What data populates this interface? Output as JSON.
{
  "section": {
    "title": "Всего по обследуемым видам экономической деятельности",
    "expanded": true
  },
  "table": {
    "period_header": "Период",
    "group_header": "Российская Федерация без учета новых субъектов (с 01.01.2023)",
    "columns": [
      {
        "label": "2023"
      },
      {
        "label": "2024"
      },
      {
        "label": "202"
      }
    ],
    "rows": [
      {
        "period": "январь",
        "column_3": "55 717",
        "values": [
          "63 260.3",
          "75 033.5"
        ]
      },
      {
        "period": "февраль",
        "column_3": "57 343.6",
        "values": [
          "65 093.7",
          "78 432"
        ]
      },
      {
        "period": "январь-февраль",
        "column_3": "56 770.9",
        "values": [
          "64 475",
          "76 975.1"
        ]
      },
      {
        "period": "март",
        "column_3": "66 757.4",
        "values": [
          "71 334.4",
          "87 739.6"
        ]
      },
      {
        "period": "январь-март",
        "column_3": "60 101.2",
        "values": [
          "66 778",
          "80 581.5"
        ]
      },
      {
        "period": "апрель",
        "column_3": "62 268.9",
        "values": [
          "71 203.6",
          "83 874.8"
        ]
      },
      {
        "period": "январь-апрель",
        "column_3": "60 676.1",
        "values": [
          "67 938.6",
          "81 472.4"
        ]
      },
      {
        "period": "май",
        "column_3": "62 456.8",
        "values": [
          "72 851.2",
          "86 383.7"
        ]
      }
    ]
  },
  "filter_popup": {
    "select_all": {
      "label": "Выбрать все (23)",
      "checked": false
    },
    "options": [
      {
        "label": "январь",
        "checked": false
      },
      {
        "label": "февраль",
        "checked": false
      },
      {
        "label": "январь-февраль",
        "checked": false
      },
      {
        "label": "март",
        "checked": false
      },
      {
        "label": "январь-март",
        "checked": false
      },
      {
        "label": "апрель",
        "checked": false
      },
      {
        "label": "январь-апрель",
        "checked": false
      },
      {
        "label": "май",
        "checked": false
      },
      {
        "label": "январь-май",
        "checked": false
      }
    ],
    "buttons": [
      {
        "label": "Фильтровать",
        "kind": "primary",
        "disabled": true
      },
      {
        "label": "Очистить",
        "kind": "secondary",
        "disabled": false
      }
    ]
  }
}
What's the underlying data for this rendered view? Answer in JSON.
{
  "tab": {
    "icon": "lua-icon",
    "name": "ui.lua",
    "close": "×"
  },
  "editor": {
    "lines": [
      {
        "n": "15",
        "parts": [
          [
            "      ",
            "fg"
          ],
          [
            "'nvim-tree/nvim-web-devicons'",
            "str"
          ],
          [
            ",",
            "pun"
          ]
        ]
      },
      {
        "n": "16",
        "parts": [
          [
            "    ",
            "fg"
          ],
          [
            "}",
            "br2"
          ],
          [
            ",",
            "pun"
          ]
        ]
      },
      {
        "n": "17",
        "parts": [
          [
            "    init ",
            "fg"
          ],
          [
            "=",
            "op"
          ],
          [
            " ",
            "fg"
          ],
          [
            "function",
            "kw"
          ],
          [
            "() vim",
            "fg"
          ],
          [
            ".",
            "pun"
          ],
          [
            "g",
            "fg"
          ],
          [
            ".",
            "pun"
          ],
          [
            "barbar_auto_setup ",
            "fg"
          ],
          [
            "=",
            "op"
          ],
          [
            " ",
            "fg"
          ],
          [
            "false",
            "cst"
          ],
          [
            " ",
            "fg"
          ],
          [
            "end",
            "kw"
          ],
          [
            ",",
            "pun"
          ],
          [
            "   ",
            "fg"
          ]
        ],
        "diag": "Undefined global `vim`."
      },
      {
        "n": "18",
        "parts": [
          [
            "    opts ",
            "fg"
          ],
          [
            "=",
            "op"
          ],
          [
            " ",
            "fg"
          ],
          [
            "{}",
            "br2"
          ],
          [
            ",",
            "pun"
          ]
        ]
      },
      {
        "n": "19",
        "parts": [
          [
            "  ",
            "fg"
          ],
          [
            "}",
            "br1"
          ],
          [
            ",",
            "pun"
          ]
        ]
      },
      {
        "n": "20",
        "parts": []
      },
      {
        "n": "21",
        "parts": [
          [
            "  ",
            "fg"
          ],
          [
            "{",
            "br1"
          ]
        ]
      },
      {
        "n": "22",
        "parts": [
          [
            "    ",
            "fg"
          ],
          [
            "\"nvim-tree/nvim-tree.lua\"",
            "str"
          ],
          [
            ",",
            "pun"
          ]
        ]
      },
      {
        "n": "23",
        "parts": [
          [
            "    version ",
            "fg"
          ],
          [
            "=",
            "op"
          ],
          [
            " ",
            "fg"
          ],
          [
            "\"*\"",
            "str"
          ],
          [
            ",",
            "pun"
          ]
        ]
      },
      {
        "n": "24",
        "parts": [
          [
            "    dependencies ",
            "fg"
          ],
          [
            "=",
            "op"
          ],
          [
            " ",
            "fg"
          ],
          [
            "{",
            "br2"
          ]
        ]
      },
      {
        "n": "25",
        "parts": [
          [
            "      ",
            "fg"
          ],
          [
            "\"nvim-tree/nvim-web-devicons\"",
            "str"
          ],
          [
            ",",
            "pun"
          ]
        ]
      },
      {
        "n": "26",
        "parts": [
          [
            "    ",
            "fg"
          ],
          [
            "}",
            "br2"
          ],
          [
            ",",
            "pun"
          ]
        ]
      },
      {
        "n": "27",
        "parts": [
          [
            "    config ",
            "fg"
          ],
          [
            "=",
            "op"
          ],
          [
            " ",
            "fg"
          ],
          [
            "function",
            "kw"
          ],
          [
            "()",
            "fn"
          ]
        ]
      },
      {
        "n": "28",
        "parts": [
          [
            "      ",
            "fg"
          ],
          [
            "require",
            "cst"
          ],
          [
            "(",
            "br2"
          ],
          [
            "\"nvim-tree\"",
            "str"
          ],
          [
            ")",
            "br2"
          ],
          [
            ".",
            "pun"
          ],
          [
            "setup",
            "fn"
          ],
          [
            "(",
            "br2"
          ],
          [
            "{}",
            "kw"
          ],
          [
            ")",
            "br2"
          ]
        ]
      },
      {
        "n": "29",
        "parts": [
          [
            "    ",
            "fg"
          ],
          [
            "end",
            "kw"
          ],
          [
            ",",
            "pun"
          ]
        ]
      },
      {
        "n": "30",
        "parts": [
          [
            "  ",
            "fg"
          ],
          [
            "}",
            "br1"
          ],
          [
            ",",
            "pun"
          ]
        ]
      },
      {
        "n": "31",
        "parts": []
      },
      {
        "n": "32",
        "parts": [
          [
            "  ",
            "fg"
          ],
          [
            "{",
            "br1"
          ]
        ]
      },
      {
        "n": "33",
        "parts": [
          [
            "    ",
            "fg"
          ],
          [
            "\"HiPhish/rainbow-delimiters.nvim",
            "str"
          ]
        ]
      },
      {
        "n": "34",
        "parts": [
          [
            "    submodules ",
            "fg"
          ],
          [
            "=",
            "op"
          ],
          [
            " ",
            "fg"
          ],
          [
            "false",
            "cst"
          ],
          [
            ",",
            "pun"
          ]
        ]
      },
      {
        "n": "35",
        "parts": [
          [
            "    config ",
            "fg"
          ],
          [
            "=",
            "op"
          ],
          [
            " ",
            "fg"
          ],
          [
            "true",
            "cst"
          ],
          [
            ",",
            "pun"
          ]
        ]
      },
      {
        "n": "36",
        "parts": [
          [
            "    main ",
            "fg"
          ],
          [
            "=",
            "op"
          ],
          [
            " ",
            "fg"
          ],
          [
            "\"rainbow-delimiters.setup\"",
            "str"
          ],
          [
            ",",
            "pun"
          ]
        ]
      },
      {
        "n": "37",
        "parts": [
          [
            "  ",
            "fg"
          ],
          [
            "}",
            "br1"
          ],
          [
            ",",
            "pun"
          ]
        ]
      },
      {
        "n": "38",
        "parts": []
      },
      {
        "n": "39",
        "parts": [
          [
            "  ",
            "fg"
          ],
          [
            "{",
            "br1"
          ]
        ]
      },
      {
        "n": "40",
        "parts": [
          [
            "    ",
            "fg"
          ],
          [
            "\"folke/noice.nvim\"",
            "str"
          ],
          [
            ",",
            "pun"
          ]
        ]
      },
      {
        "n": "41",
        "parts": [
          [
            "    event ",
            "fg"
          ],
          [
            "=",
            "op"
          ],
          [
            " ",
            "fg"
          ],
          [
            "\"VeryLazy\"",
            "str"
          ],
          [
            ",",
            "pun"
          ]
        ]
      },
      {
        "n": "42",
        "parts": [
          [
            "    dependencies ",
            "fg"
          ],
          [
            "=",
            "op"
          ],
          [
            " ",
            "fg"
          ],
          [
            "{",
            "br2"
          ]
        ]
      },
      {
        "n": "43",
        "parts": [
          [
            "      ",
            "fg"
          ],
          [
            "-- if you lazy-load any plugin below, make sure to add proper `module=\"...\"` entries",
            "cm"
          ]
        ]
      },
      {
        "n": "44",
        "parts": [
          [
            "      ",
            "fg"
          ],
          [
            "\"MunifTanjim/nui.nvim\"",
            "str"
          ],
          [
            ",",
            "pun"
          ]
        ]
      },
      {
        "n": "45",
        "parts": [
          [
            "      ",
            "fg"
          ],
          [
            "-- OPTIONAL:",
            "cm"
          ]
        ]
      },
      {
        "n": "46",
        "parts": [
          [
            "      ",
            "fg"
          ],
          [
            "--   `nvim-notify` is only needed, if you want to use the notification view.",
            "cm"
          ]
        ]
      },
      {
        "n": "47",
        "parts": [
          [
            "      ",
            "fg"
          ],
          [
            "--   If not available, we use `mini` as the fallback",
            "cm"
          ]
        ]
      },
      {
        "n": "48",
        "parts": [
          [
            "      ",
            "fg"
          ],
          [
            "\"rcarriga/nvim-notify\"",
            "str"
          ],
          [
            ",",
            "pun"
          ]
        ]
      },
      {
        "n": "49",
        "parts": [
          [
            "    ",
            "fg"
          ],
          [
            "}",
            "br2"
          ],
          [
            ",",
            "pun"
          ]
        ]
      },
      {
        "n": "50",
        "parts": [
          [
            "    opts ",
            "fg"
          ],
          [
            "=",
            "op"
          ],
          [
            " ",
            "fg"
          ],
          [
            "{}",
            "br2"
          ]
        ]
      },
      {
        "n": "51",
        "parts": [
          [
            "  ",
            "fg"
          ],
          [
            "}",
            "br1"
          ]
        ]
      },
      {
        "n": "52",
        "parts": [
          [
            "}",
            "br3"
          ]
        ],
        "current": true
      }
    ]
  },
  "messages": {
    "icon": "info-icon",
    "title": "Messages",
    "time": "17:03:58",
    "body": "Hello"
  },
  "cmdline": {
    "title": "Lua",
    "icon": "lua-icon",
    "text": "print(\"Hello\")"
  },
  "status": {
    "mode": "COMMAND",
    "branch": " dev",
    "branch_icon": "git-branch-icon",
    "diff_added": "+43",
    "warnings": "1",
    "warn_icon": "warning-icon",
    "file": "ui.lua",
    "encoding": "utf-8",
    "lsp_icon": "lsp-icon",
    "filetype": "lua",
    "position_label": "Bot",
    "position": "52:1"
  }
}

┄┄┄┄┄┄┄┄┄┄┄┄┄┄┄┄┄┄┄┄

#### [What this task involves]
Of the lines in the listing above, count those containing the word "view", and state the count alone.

#### [Answer to this exercise]
2